### Exercise goal
Retrieve all lines below that have the string "rokasgrāmatā".

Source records
^^^^

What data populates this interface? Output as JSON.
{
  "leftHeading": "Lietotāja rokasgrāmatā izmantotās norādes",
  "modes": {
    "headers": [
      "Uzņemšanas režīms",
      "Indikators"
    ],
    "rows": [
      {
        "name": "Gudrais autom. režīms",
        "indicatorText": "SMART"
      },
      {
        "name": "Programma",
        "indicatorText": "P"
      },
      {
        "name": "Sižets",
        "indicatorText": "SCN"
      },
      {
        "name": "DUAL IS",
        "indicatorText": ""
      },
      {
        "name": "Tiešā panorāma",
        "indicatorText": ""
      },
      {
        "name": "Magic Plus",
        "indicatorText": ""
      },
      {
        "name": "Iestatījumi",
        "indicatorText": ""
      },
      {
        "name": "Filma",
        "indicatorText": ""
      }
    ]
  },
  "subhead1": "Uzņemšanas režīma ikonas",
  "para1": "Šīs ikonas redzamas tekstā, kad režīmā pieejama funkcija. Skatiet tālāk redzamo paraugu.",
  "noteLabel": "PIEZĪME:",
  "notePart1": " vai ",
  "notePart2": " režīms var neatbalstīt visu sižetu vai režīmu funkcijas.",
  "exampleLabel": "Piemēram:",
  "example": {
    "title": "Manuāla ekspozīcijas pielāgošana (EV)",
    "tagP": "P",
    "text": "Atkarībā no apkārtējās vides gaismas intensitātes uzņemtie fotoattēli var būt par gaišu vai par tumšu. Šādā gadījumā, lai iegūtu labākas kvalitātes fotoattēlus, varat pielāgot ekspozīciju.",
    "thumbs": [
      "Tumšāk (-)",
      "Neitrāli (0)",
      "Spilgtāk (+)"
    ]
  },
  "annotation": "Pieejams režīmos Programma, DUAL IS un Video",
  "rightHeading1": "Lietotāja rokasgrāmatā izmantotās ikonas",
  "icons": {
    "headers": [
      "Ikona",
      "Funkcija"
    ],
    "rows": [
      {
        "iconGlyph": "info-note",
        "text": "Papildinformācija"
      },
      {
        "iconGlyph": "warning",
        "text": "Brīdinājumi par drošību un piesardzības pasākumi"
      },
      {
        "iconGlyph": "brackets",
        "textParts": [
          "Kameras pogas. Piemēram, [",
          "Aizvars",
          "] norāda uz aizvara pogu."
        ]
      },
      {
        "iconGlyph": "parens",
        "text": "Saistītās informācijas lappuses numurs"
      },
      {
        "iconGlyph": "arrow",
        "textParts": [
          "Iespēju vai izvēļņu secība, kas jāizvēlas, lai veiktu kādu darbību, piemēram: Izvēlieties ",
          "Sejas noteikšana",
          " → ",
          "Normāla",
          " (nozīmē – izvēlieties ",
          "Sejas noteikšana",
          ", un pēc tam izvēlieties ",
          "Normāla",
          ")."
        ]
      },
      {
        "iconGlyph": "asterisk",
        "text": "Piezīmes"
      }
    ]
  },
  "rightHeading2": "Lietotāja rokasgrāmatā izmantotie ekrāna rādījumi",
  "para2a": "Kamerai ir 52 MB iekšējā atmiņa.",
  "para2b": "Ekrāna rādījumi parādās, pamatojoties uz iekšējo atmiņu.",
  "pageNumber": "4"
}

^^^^

### Task response
  "leftHeading": "Lietotāja rokasgrāmatā izmantotās norādes",
  "rightHeading1": "Lietotāja rokasgrāmatā izmantotās ikonas",
  "rightHeading2": "Lietotāja rokasgrāmatā izmantotie ekrāna rādījumi",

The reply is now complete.